A second, third, and fourth time the enemy renewed their attempt to break this line, and each time were they successfully repelled by that handful of men. Four times that little interval of 10 paces was the scene of a desperate conflict. The ground was strewed with dead and wounded men of both sides, promiscuously mingled. Their ammunition was exhausted; they replenished it from the cartridge boxes of the men lying around them, whether friends or foes, but even this resource soon failed them; the enemy in greatly superior numbers pressed hard; men and officers began to look to the rear for safety, but the gallant commander of the regiment ordered the bayonets to be fixed, and, at the command “Forward,” that wearied and worn body of men rushed onward with a shout. The enemy fell back. Pressing on, and wheeling to the right in open intervals, the left wing came again in line with the right wing, and then the whole regiment, deployed at intervals of 5 paces, followed up the advantage they had gained. The enemy threw down their arms and surrendered in large numbers; the others fled rapidly from the contest; 368 prisoners, including 1 colonel, 1 lieutenant-colonel, and a dozen other officers of lesser rank were sent to the rear; 50 of their dead lay upon the field, and large numbers of their wounded; 30 of this gallant regiment were killed, over 100 were wounded, but not one was taken a prisoner, and none were missing.
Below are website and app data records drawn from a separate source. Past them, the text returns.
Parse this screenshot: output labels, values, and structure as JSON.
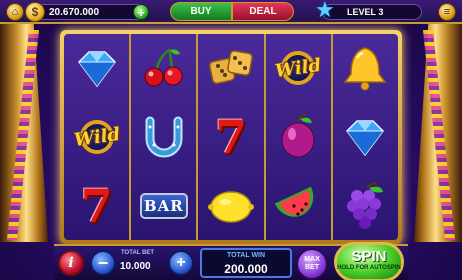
{
  "header": {
    "coin_symbol": "$",
    "coins": "20.670.000",
    "plus": "+",
    "buy_label": "BUY",
    "deal_label": "DEAL",
    "level_label": "LEVEL 3",
    "menu_icon": "≡"
  },
  "reels": [
    [
      "diamond",
      "wild",
      "seven"
    ],
    [
      "cherries",
      "horseshoe",
      "bar"
    ],
    [
      "dice",
      "seven",
      "lemon"
    ],
    [
      "wild",
      "plum",
      "watermelon"
    ],
    [
      "bell",
      "diamond",
      "grapes"
    ]
  ],
  "symbol_text": {
    "wild": "Wild",
    "bar": "BAR",
    "seven": "7"
  },
  "footer": {
    "info_label": "i",
    "minus_label": "−",
    "plus_label": "+",
    "total_bet_label": "TOTAL BET",
    "total_bet_value": "10.000",
    "total_win_label": "TOTAL WIN",
    "total_win_value": "200.000",
    "max_bet_label": "MAX BET",
    "spin_label": "SPIN",
    "spin_sub_label": "HOLD FOR AUTOSPIN"
  },
  "colors": {
    "accent_gold": "#c99a2e",
    "buy_green": "#3ac24a",
    "deal_red": "#e8365a",
    "spin_green": "#4ad02a"
  }
}
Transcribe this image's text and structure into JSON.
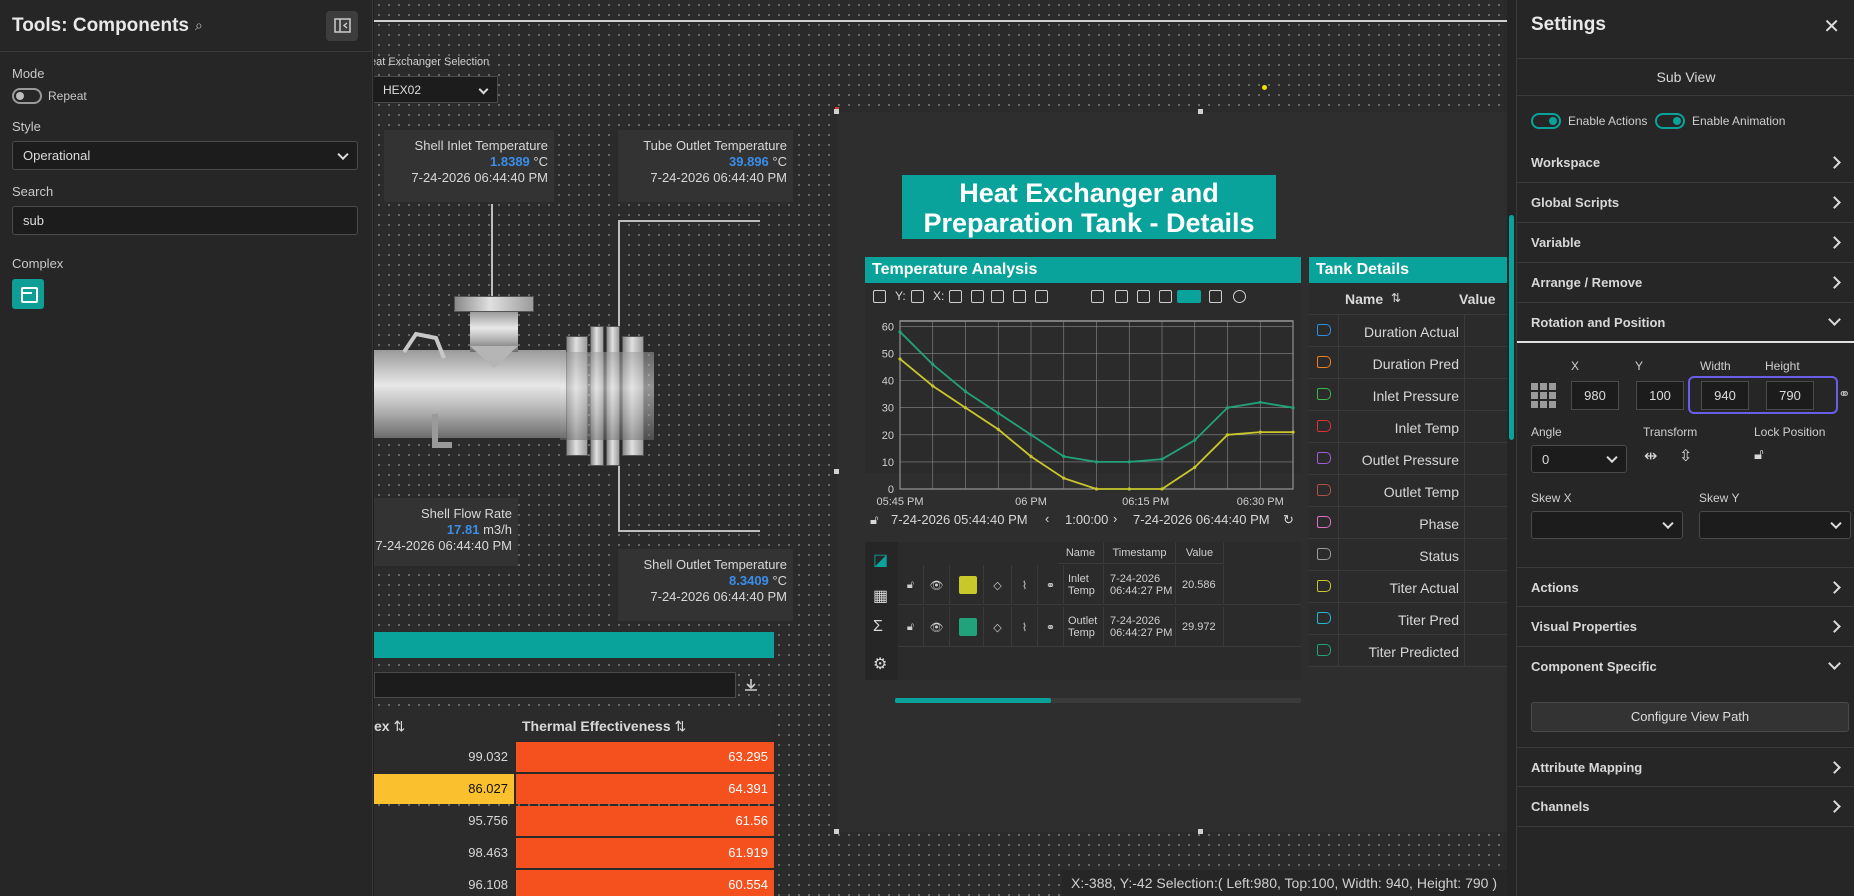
{
  "left_panel": {
    "title": "Tools: Components",
    "mode_label": "Mode",
    "repeat_label": "Repeat",
    "style_label": "Style",
    "style_value": "Operational",
    "search_label": "Search",
    "search_value": "sub",
    "complex_label": "Complex"
  },
  "canvas": {
    "hex_selection_label": "eat Exchanger Selection",
    "hex_selection_value": "HEX02",
    "readouts": {
      "shell_inlet": {
        "label": "Shell Inlet Temperature",
        "value": "1.8389",
        "unit": "°C",
        "time": "7-24-2026 06:44:40 PM"
      },
      "tube_outlet": {
        "label": "Tube Outlet Temperature",
        "value": "39.896",
        "unit": "°C",
        "time": "7-24-2026 06:44:40 PM"
      },
      "shell_flow": {
        "label": "Shell Flow Rate",
        "value": "17.81",
        "unit": "m3/h",
        "time": "7-24-2026 06:44:40 PM"
      },
      "shell_outlet": {
        "label": "Shell Outlet Temperature",
        "value": "8.3409",
        "unit": "°C",
        "time": "7-24-2026 06:44:40 PM"
      }
    },
    "lower_table": {
      "col1_header": "ex",
      "col2_header": "Thermal Effectiveness",
      "rows": [
        {
          "c1": "99.032",
          "c2": "63.295",
          "c1_color": "#2b2b2b"
        },
        {
          "c1": "86.027",
          "c2": "64.391",
          "c1_color": "#fbc02d"
        },
        {
          "c1": "95.756",
          "c2": "61.56",
          "c1_color": "#2b2b2b"
        },
        {
          "c1": "98.463",
          "c2": "61.919",
          "c1_color": "#2b2b2b"
        },
        {
          "c1": "96.108",
          "c2": "60.554",
          "c1_color": "#2b2b2b"
        }
      ],
      "c2_color": "#f4511e"
    },
    "status_bar": "X:-388, Y:-42  Selection:( Left:980, Top:100, Width: 940, Height: 790 )"
  },
  "subview": {
    "title_line1": "Heat Exchanger and",
    "title_line2": "Preparation Tank - Details",
    "temperature_analysis_title": "Temperature Analysis",
    "toolbar_y": "Y:",
    "toolbar_x": "X:",
    "range_start": "7-24-2026 05:44:40 PM",
    "range_duration": "1:00:00",
    "range_end": "7-24-2026 06:44:40 PM",
    "legend_headers": [
      "Name",
      "Timestamp",
      "Value"
    ],
    "legend_rows": [
      {
        "name_l1": "Inlet",
        "name_l2": "Temp",
        "ts_l1": "7-24-2026",
        "ts_l2": "06:44:27 PM",
        "value": "20.586",
        "color": "#c8c82a"
      },
      {
        "name_l1": "Outlet",
        "name_l2": "Temp",
        "ts_l1": "7-24-2026",
        "ts_l2": "06:44:27 PM",
        "value": "29.972",
        "color": "#21a27a"
      }
    ],
    "tank_details_title": "Tank Details",
    "tank_col_name": "Name",
    "tank_col_value": "Value",
    "tank_rows": [
      {
        "name": "Duration Actual",
        "color": "#2e8fe0"
      },
      {
        "name": "Duration Pred",
        "color": "#f0801e"
      },
      {
        "name": "Inlet Pressure",
        "color": "#3ab84a"
      },
      {
        "name": "Inlet Temp",
        "color": "#e03030"
      },
      {
        "name": "Outlet Pressure",
        "color": "#9a5ed8"
      },
      {
        "name": "Outlet Temp",
        "color": "#b0504a"
      },
      {
        "name": "Phase",
        "color": "#e070c0"
      },
      {
        "name": "Status",
        "color": "#9a9a9a"
      },
      {
        "name": "Titer Actual",
        "color": "#c8c82a"
      },
      {
        "name": "Titer Pred",
        "color": "#22b8d8"
      },
      {
        "name": "Titer Predicted",
        "color": "#21a27a"
      }
    ]
  },
  "chart_data": {
    "type": "line",
    "x": [
      "05:45 PM",
      "05:50 PM",
      "05:55 PM",
      "06:00 PM",
      "06:05 PM",
      "06:10 PM",
      "06:15 PM",
      "06:20 PM",
      "06:25 PM",
      "06:30 PM",
      "06:35 PM",
      "06:40 PM",
      "06:44 PM"
    ],
    "x_ticks": [
      "05:45 PM",
      "06 PM",
      "06:15 PM",
      "06:30 PM"
    ],
    "y_ticks": [
      0,
      10,
      20,
      30,
      40,
      50,
      60
    ],
    "ylim": [
      0,
      62
    ],
    "series": [
      {
        "name": "Inlet Temp",
        "color": "#c8c82a",
        "values": [
          48,
          38,
          30,
          22,
          12,
          4,
          0,
          0,
          0,
          8,
          20,
          21,
          21
        ]
      },
      {
        "name": "Outlet Temp",
        "color": "#21a27a",
        "values": [
          58,
          46,
          36,
          28,
          20,
          12,
          10,
          10,
          11,
          18,
          30,
          32,
          30
        ]
      }
    ],
    "grid": true
  },
  "settings": {
    "title": "Settings",
    "subview_label": "Sub View",
    "enable_actions": "Enable Actions",
    "enable_animation": "Enable Animation",
    "sections_top": [
      "Workspace",
      "Global Scripts",
      "Variable",
      "Arrange / Remove",
      "Rotation and Position"
    ],
    "x_label": "X",
    "y_label": "Y",
    "width_label": "Width",
    "height_label": "Height",
    "x_value": "980",
    "y_value": "100",
    "width_value": "940",
    "height_value": "790",
    "angle_label": "Angle",
    "angle_value": "0",
    "transform_label": "Transform",
    "lock_label": "Lock Position",
    "skewx_label": "Skew X",
    "skewy_label": "Skew Y",
    "sections_bottom": [
      "Actions",
      "Visual Properties",
      "Component Specific"
    ],
    "configure_button": "Configure View Path",
    "sections_end": [
      "Attribute Mapping",
      "Channels"
    ]
  }
}
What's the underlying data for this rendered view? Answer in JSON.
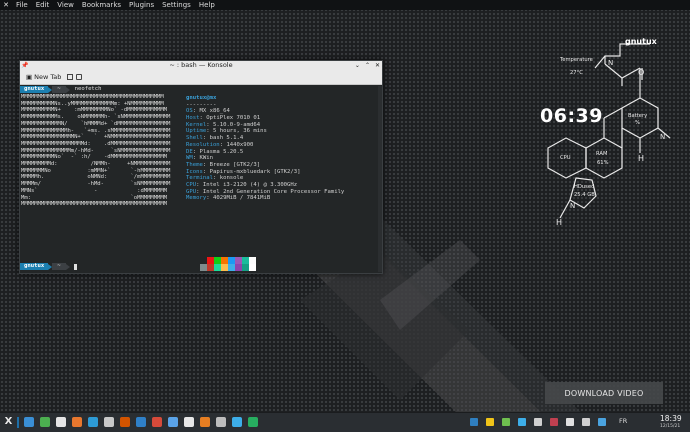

It was now nearly dark. A portion of the enemy appeared to have occupied the summit of the rocky hill to the left. The men of this brave regiment, exhausted by their labors, had thrown themselves upon the ground, and many of them sunk at once in sleep. Colonel Rice, now in command of the brigade, directed Colonel Chamberlain to drive the enemy from this height. The order was at once given. Roused again to action, and advancing with fixed bayonets and without firing, lest the smallness of their numbers might be suspected, they rushed up the hill.

Twenty-five more prisoners, including some staff officers, were added to the number previously taken, with a loss to the regiment of 1 officer mortally wounded and 1 man taken prisoner by the enemy. It was ascertained that these troops occupying the hill had been sent from Hood’s division, which was then massed a few hundred yards distant, and that their object was to reconnoiter the position as a preliminary to taking possession of the height.

In addition to the prisoners above mentioned as taken by this regiment, 300 stand of arms were also captured by them, it is due to this regiment and to its commander that their service should be thus recorded in some detail.

That was, in fact, a lot of detail for a division commander to include about one of his regiments. Barnes went on to say, “Colonel Chamberlain, of the Twentieth Maine Volunteers, whose service I have endeavored briefly to describe, deserves especial mention.”

Colonel James Rice, who took over the Third Brigade in Barnes’ division following the death of Colonel Strong Vincent, also dedicated space in his official report to the action of the 20th Maine on Little and Big Round Tops, and singled out Joshua Chamberlain and his brother Thomas for their actions on July 2. “Especially would I call the attention of the general commanding to the distinguished services rendered by Colonel Chamberlain throughout the entire struggle,” wrote Rice.

Barnes’ report appears in Official Records, Series I, Volume XXVII, Part 1, pages 599-605. Rice’s is in the same volume, pages 616-620.